*** Opening of Exercise input ***

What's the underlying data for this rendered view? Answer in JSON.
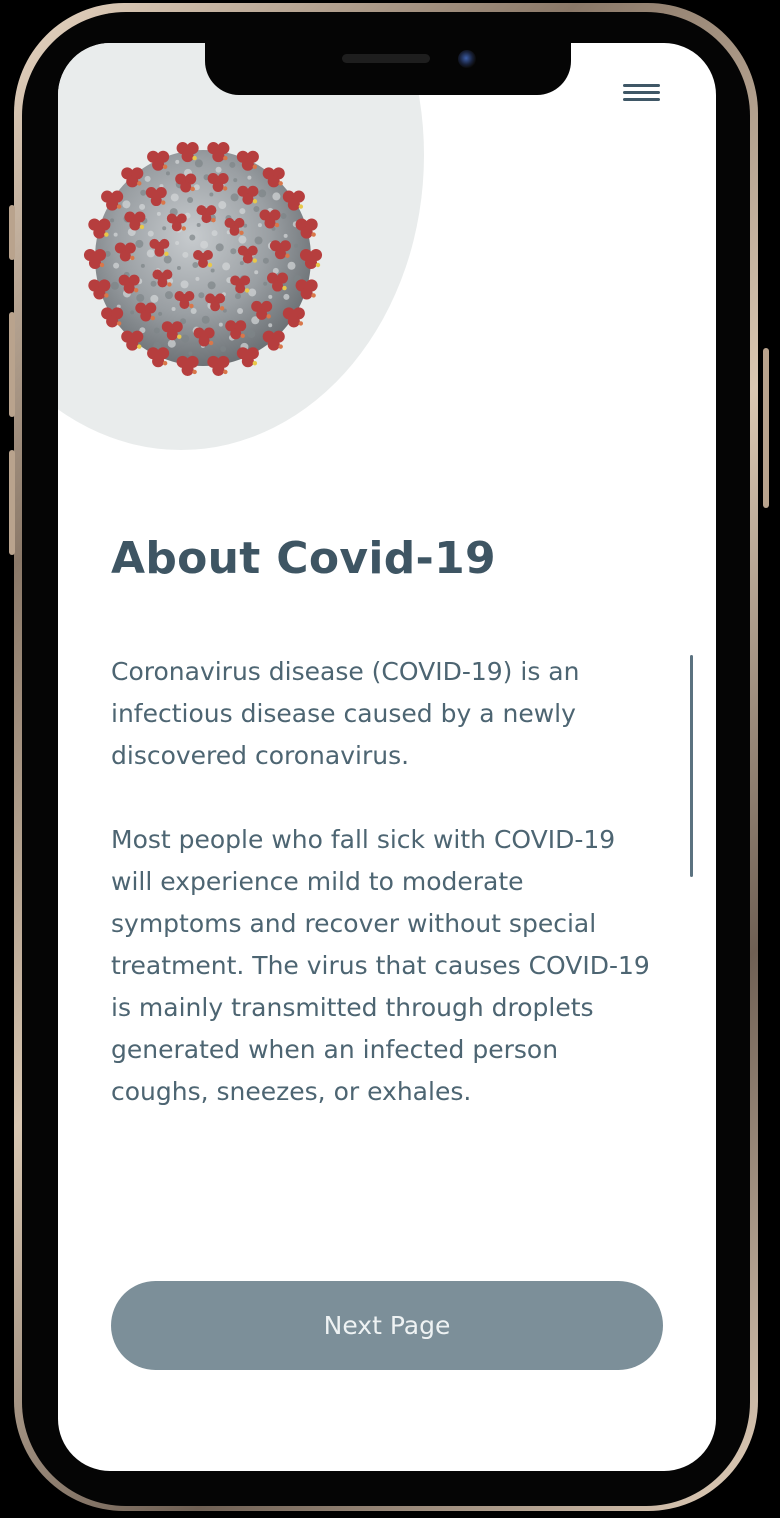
{
  "header": {
    "menu_icon": "hamburger-menu-icon"
  },
  "hero": {
    "image": "coronavirus-illustration"
  },
  "article": {
    "title": "About Covid-19",
    "paragraph_1": "Coronavirus disease (COVID-19) is an infectious disease caused by a newly discovered coronavirus.",
    "paragraph_2": "Most people who fall sick with COVID-19 will experience mild to moderate symptoms and recover without special treatment. The virus that causes COVID-19 is mainly transmitted through droplets generated when an infected person coughs, sneezes, or exhales."
  },
  "footer": {
    "next_label": "Next Page"
  },
  "colors": {
    "accent": "#7c8f99",
    "heading": "#3e5563",
    "body_text": "#4d6572",
    "hero_circle": "#e9ecec",
    "virus_spike": "#b63e3e",
    "virus_body": "#9a9fa3"
  }
}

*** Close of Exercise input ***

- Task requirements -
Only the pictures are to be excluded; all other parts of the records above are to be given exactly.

- Result of this task -
What's the underlying data for this rendered view? Answer in JSON.
{
  "header": {
    "menu_icon": "hamburger-menu-icon"
  },
  "hero": {
    "image": "coronavirus-illustration"
  },
  "article": {
    "title": "About Covid-19",
    "paragraph_1": "Coronavirus disease (COVID-19) is an infectious disease caused by a newly discovered coronavirus.",
    "paragraph_2": "Most people who fall sick with COVID-19 will experience mild to moderate symptoms and recover without special treatment. The virus that causes COVID-19 is mainly transmitted through droplets generated when an infected person coughs, sneezes, or exhales."
  },
  "footer": {
    "next_label": "Next Page"
  },
  "colors": {
    "accent": "#7c8f99",
    "heading": "#3e5563",
    "body_text": "#4d6572",
    "hero_circle": "#e9ecec",
    "virus_spike": "#b63e3e",
    "virus_body": "#9a9fa3"
  }
}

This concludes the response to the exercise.